──────── Working data

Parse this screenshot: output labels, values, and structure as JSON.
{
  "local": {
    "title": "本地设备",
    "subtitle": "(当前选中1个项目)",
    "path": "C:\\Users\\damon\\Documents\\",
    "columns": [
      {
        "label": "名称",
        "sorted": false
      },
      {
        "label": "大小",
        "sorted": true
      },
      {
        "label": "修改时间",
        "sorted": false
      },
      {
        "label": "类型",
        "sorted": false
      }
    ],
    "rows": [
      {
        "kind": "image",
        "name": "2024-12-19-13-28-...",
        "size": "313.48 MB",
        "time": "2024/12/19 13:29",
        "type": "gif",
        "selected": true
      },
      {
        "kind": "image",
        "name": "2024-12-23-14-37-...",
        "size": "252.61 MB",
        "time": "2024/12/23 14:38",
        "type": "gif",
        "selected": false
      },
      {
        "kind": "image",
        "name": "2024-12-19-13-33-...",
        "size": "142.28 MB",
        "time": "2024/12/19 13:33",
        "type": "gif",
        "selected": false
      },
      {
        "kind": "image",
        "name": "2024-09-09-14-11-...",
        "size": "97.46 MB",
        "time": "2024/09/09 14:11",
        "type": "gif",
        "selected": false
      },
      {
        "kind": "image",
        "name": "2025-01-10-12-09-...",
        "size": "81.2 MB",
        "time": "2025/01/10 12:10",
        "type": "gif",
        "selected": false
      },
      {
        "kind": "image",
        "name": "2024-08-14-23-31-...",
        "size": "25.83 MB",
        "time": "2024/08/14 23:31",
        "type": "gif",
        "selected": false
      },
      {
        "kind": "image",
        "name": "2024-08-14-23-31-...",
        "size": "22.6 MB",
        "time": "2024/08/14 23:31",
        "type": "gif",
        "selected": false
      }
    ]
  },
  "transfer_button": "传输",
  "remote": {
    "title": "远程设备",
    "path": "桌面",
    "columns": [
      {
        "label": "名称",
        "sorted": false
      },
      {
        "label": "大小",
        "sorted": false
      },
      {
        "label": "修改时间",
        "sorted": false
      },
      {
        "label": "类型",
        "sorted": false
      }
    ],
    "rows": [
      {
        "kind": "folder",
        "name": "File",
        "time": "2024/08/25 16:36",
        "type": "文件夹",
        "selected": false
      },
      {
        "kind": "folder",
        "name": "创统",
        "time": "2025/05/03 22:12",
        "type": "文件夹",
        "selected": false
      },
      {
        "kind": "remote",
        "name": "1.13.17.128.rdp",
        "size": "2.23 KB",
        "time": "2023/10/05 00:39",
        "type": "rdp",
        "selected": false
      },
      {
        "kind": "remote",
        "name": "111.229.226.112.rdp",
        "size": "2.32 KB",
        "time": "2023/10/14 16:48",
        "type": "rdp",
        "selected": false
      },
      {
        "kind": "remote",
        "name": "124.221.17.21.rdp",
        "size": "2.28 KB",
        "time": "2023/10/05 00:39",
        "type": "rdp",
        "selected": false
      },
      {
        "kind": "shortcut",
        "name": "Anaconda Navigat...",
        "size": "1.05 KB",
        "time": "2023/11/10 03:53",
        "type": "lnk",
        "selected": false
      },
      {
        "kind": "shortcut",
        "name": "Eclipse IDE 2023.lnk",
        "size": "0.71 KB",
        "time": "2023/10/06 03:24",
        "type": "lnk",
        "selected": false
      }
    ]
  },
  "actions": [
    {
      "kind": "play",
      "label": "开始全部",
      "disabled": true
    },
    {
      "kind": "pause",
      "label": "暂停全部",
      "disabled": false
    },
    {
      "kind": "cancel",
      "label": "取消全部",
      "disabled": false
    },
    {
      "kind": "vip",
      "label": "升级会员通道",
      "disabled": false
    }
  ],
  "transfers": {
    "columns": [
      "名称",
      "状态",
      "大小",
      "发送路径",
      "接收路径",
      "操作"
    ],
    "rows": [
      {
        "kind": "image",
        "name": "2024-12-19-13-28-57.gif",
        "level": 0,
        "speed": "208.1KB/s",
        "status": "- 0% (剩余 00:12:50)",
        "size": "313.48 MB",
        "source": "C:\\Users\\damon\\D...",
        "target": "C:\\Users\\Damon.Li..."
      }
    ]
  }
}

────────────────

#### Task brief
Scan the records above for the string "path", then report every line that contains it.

#### Solution for this problem
    "path": "C:\\Users\\damon\\Documents\\",
    "path": "桌面",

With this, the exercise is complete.